Although, male hummingbirds were here in late April, many female hummingbirds continue to arrive in Connecticut daily. When these birds arrive along the shores of Connecticut, they will have nearly expended all of their fat reserves and will have begun burning muscle for energy. A bright red hummingbird feeder freshly filled with nectar will attract these iridescent birds like a magnet.
Imagine these tiny birds, which weigh no more than a nickel, flying more than 500 miles across the Gulf of Mexico non-stop. By having the feeders out when they arrive, you will increase the chances of attracting more of them. Later, when the weather warms and breeding pairs find nesting sites, there will be fewer hummingbirds; however, you can keep some around by planting appropriate flowers.
Hummingbirds live on the nectar that would otherwise be trapped within long tubular shaped flowers. Thus, the tiny bird fulfills the function of pollination much as a bee does; but the hummingbird has a special niche, because it can reach into flowers at angles few other pollinators choose.
Consequently, the perennial plant bee balm is attractive to hummingbirds; another is the butterfly bush, which can grow to more than 10 feet.
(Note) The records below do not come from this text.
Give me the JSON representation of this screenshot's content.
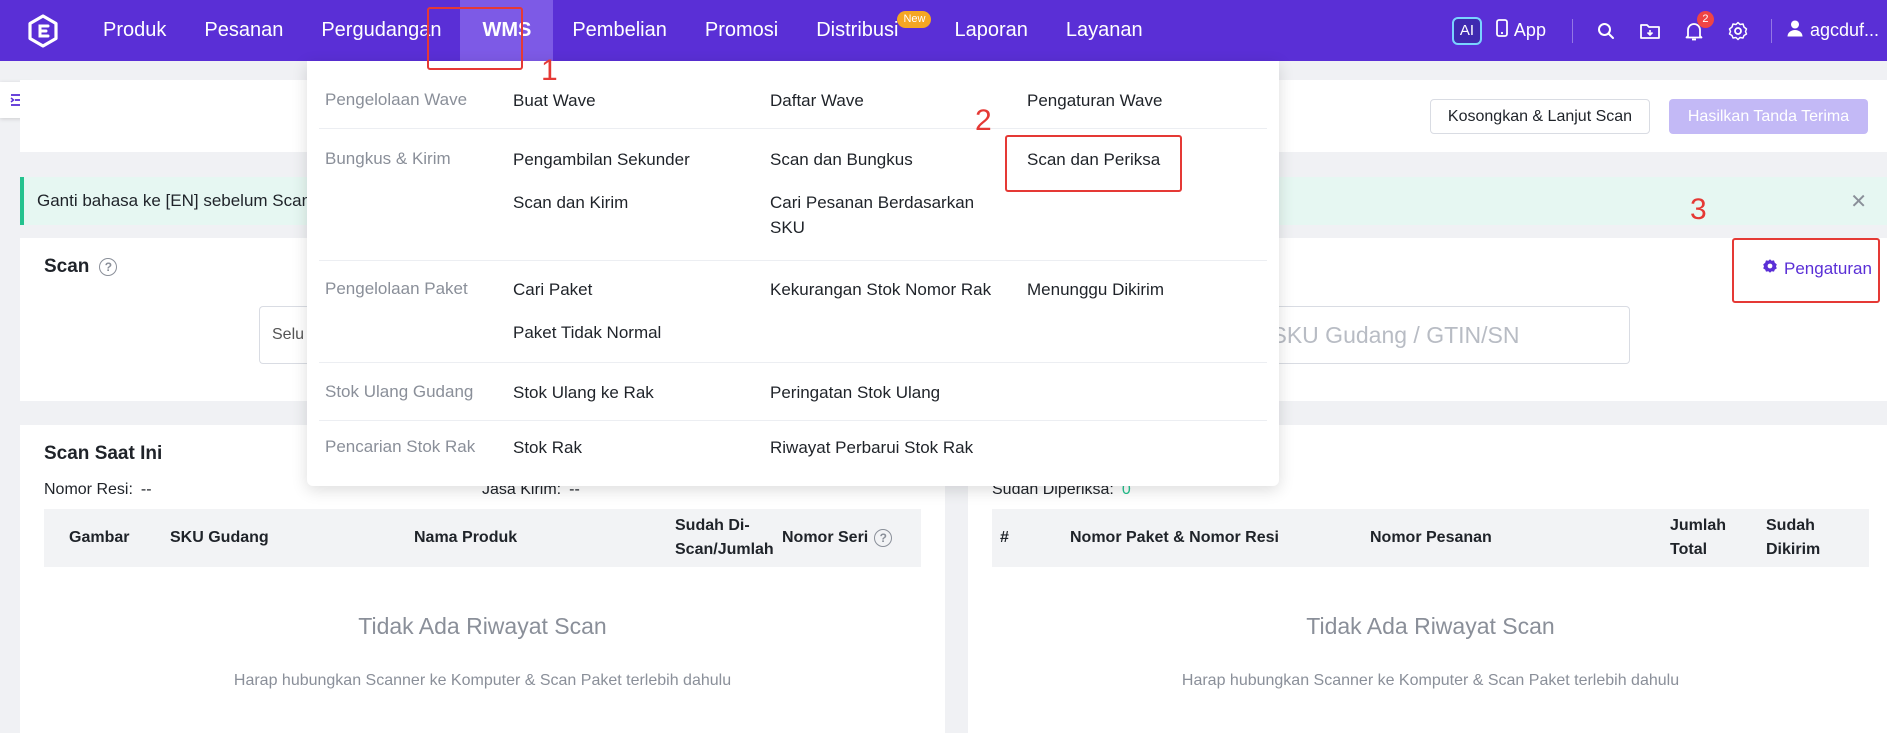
{
  "nav": {
    "items": [
      {
        "label": "Produk"
      },
      {
        "label": "Pesanan"
      },
      {
        "label": "Pergudangan"
      },
      {
        "label": "WMS"
      },
      {
        "label": "Pembelian"
      },
      {
        "label": "Promosi"
      },
      {
        "label": "Distribusi",
        "badge": "New"
      },
      {
        "label": "Laporan"
      },
      {
        "label": "Layanan"
      }
    ],
    "ai_label": "AI",
    "app_label": "App",
    "notification_count": "2",
    "user_name": "agcduf..."
  },
  "dropdown": {
    "rows": [
      {
        "category": "Pengelolaan Wave",
        "items": [
          "Buat Wave",
          "Daftar Wave",
          "Pengaturan Wave"
        ]
      },
      {
        "category": "Bungkus & Kirim",
        "items": [
          "Pengambilan Sekunder",
          "Scan dan Bungkus",
          "Scan dan Periksa",
          "Scan dan Kirim",
          "Cari Pesanan Berdasarkan SKU"
        ]
      },
      {
        "category": "Pengelolaan Paket",
        "items": [
          "Cari Paket",
          "Kekurangan Stok Nomor Rak",
          "Menunggu Dikirim",
          "Paket Tidak Normal"
        ]
      },
      {
        "category": "Stok Ulang Gudang",
        "items": [
          "Stok Ulang ke Rak",
          "Peringatan Stok Ulang"
        ]
      },
      {
        "category": "Pencarian Stok Rak",
        "items": [
          "Stok Rak",
          "Riwayat Perbarui Stok Rak"
        ]
      }
    ]
  },
  "toolbar": {
    "clear_button": "Kosongkan & Lanjut Scan",
    "generate_button": "Hasilkan Tanda Terima"
  },
  "alert": {
    "message": "Ganti bahasa ke [EN] sebelum Scan."
  },
  "scan": {
    "title": "Scan",
    "select_value": "Selu",
    "input_placeholder": "i SKU Gudang / GTIN/SN",
    "settings_label": "Pengaturan"
  },
  "current_scan": {
    "title": "Scan Saat Ini",
    "tracking_label": "Nomor Resi:",
    "tracking_value": "--",
    "courier_label": "Jasa Kirim:",
    "courier_value": "--",
    "columns": [
      "Gambar",
      "SKU Gudang",
      "Nama Produk",
      "Sudah Di-Scan/Jumlah",
      "Nomor Seri"
    ],
    "empty_title": "Tidak Ada Riwayat Scan",
    "empty_sub": "Harap hubungkan Scanner ke Komputer & Scan Paket terlebih dahulu"
  },
  "checked": {
    "checked_label": "Sudah Diperiksa:",
    "checked_value": "0",
    "columns": [
      "#",
      "Nomor Paket & Nomor Resi",
      "Nomor Pesanan",
      "Jumlah Total",
      "Sudah Dikirim"
    ],
    "empty_title": "Tidak Ada Riwayat Scan",
    "empty_sub": "Harap hubungkan Scanner ke Komputer & Scan Paket terlebih dahulu"
  },
  "annotations": {
    "step1": "1",
    "step2": "2",
    "step3": "3"
  },
  "colors": {
    "brand": "#5a2fd6",
    "highlight": "#e53935",
    "success": "#24c28e"
  },
  "icons": [
    "logo-icon",
    "ai-icon",
    "phone-icon",
    "search-icon",
    "folder-download-icon",
    "bell-icon",
    "gear-icon",
    "user-icon",
    "sidebar-toggle-icon",
    "help-icon",
    "close-icon"
  ]
}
Other plants include cardinal flower, foxglove, begonia, gladiolus and morning glory. Remember, red flowers work best at luring hummingbirds.
Another nectar-sipping species is the brilliantly colored black and orange Baltimore oriole. This oriole makes a long journey from South America and Central America at 22 to 30 miles per hour. They must endure severe spring storms, cold spells and dangerous stop-over resting sites.
Once in Connecticut, orioles will feed on suet. Many birders use an oriole feeder filled with a sugar solution, but oranges and apples are enticing, too. A piece of wood works great when the fruit is halved and pierced through with a nail.
Rose-breasted grosbeaks may compete with the orioles for the fruit. Generally, these grosbeaks prefer grape jelly and black oil sunflower seed. Grosbeaks appeared at my feeder the first week of May; their song is similar to the robins' and they are often over-looked. However, once spotted, their beauty will leave a lasting impression.
Catbirds will feed on jelly, too. I empty the jar onto my fly-through feeder, which is up on a 6-foot pole with a baffle and totally raccoon-proof. You may want to use a hanging jelly feeder though.
Continue filling your feeders with whatever you were offering your birds through the winter, as many of the summer breeding migratory species will be attracted to suet and seeds. Species such as eastern towhees, indigo buntings and chipping sparrows will take to small seeds. Warblers and other insectivores will sometimes feed on suet, too.
The secret to spring bird feeding is preparation. Migration is a costly venture that requires plenty of fat reserves. Some of these birds will regain approximately 4 percent of their lean body weight per day and that means plenty of action at your feeder.
Robert Tougias is a birding author who lives in Colchester. He is available for slide lectures, and you can send him questions at firstname.lastname@example.org